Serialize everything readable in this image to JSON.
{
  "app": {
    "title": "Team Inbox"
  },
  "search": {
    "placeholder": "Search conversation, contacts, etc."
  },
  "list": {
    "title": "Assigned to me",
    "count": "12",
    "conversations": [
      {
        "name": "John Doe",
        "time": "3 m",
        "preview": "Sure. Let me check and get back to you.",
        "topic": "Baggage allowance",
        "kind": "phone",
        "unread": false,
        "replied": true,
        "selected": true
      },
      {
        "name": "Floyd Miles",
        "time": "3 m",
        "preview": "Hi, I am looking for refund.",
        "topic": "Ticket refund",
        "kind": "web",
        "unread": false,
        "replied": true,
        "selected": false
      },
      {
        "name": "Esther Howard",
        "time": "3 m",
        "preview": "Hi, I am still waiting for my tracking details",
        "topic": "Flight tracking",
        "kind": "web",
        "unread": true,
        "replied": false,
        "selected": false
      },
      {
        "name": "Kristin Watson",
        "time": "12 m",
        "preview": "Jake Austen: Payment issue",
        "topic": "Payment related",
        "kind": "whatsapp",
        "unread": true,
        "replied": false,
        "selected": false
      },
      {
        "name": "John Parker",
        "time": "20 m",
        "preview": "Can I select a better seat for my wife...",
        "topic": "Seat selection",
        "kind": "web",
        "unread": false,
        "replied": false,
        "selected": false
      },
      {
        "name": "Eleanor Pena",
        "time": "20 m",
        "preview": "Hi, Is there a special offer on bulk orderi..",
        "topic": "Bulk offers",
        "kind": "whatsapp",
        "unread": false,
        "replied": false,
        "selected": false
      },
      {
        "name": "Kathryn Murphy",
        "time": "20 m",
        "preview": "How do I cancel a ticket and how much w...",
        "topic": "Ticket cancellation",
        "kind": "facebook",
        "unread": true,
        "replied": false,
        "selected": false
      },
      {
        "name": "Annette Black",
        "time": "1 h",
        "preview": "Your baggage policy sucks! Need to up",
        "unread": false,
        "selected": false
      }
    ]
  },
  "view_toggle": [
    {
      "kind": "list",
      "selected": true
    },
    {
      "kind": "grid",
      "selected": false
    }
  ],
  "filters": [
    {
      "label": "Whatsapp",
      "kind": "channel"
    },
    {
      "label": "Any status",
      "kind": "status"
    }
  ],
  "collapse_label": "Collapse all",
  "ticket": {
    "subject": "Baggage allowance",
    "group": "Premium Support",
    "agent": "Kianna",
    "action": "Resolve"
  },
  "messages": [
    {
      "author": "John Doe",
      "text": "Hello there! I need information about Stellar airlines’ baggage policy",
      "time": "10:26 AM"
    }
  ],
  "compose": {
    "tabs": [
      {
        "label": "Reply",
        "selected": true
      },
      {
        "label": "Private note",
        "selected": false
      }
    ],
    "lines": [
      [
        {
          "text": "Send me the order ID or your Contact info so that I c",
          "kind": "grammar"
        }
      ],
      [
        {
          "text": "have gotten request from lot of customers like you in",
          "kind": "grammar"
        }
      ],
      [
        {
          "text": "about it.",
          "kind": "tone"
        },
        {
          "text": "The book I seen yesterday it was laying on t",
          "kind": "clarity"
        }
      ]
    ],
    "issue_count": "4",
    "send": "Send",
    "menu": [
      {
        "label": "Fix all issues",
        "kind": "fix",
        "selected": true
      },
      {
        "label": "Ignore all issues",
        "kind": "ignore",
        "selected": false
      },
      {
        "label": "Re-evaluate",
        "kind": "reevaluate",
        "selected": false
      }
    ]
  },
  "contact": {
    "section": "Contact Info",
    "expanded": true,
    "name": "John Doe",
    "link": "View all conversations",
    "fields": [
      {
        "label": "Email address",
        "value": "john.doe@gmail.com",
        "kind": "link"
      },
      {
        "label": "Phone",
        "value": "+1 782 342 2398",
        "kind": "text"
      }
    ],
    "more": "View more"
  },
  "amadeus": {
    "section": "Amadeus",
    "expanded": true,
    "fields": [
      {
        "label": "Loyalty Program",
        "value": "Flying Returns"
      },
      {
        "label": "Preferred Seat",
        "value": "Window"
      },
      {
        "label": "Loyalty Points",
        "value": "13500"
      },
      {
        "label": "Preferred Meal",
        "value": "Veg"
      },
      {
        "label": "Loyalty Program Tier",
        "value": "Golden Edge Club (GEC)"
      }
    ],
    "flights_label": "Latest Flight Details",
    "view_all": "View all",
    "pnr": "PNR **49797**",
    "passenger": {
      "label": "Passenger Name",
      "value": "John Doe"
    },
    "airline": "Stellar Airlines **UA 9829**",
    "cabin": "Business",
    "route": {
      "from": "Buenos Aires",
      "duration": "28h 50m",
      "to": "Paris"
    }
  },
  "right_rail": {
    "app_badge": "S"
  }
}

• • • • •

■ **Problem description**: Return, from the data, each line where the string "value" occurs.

■ **Exercise answer**:
        "value": "john.doe@gmail.com",
        "value": "+1 782 342 2398",
        "value": "Flying Returns"
        "value": "Window"
        "value": "13500"
        "value": "Veg"
        "value": "Golden Edge Club (GEC)"
      "value": "John Doe"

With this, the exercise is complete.